Oct. 27, 2021
Princeton’s co-generation energy plant began supplying power, heating and cooling to campus 25 years ago this month, and it will continue to play a significant role as the University drives toward its goal of net zero greenhouse gas emissions by 2046.
Sep. 10, 2021
From addressing climate change to developing new ways of delivering vaccines, Princeton’s proposed engineering and environmental studies project will enable breakthrough teaching and research in the service of humanity while enhancing the public experience of the surrounding neighborhood.
Sep. 2, 2021
After more than three years of planning, pandemic setbacks, and moving collections out and back, Princeton University Library’s (PUL) Seeley G. Mudd Manuscript Library is reopening its doors to the University community. Modernizing the building’s fire suppression system was the renovation’s original impetus, but ultimately, many parts of the library were upgraded to provide an additional classroom, more efficient environmental controls, better lighting, enhanced security, and improvements to the electrical and plumbing systems.
Aug. 9, 2021
We are happy to announce Resource Recovery's warehouse fully reopens this week and we return to our normal pre-pandemic hours. Chairs, desks, bookcases, and much, much more.
Here's how to shop with us:
Jul. 7, 2021
Here in Facilities, we've been helping out during move-in for oh, a few years. We've assembled a list of tips and tricks that we hope will make your move-in experience a bit easier (check out tips 8 and 9 to help adjust your bed). Whether you are a new or returning student, welcome to campus. Our Facilities Customer Service team is here all year and happy to help.
Jan. 6, 2021
Here in Facilities, we've been helping out during move-in for oh, a few years. We've assembled a list of tips and tricks that we hope will make your move-in experience a bit easier (check out tips 8 and 9 to help adjust your bed). Whether you are a new or returning student, welcome to campus! Our Facilities Customer Service team is here all year and happy to help.
Dec. 3, 2020
“The University’s recycling achievements have been the result of the collaborative planning and hard work of the Building Services and Office of Sustainability teams,” said Seward. “I thank them all for their labor and striving to improve the environment for our future generations. I am honored to accept this award on behalf of the University.
Nov. 23, 2020
Oct. 15, 2020
In Spring 2020 a campus-wide COVID signage working group was tasked with developing clear COVID signs to support and share the University's evolving COVID-19 policies.

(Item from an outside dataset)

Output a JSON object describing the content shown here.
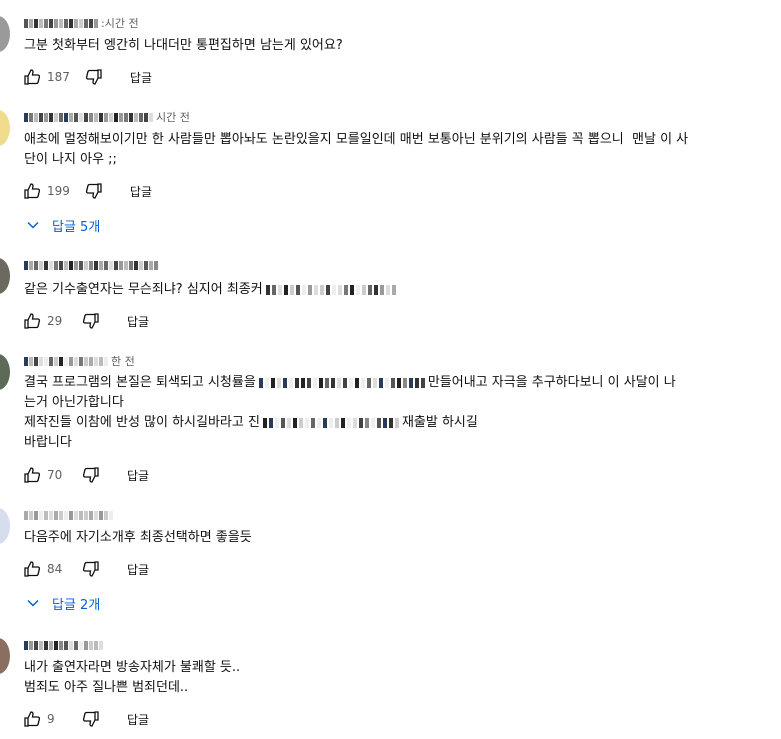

The working group partnered with Applied Wayfinding, a London-based company that specializes in dealing with complex information, to develop signs to clearly and effectively share our COVID policies. The new suite of Princeton University COVID signs provide safety information using colorful graphics and icons developed around 4 types of signs.
Oct. 1, 2020
Most heating systems on Princeton University's campus need to be turned on manually. Building heat is scheduled to be turned on around October 15, 2020, depending on the weather. We literally go building by building turning on individual heating systems in the fall, a very time-consuming process with the wide variety of heating systems in our wonderfully old and new campus buildings.
Aug. 17, 2020
We can baaa-rely contain our excitement! Shearly Tilghman, our first lamb born at the University's solar field, now has lambs of her own. Shearly T and her two girls, born on August 17, 2020, are all healthy and doing well. Shepherd Julie cares for our solar field sheep in her barn when they are not at the solar field grazing and naturally keeping the grass low.